Set down the data again word for word. Skip any pictures.

Website and app data records:
BEGIN

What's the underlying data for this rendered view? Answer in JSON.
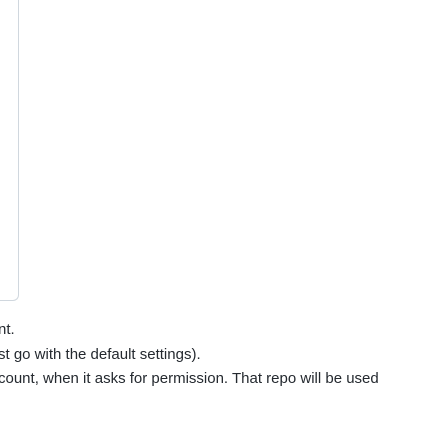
{
  "document": {
    "lines": [
      "nt.",
      "st go with the default settings).",
      "count, when it asks for permission. That repo will be used",
      "."
    ]
  }
}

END

:: Response ::
What's the underlying data for this rendered view? Answer in JSON.
{
  "document": {
    "lines": [
      "nt.",
      "st go with the default settings).",
      "count, when it asks for permission. That repo will be used",
      "."
    ]
  }
}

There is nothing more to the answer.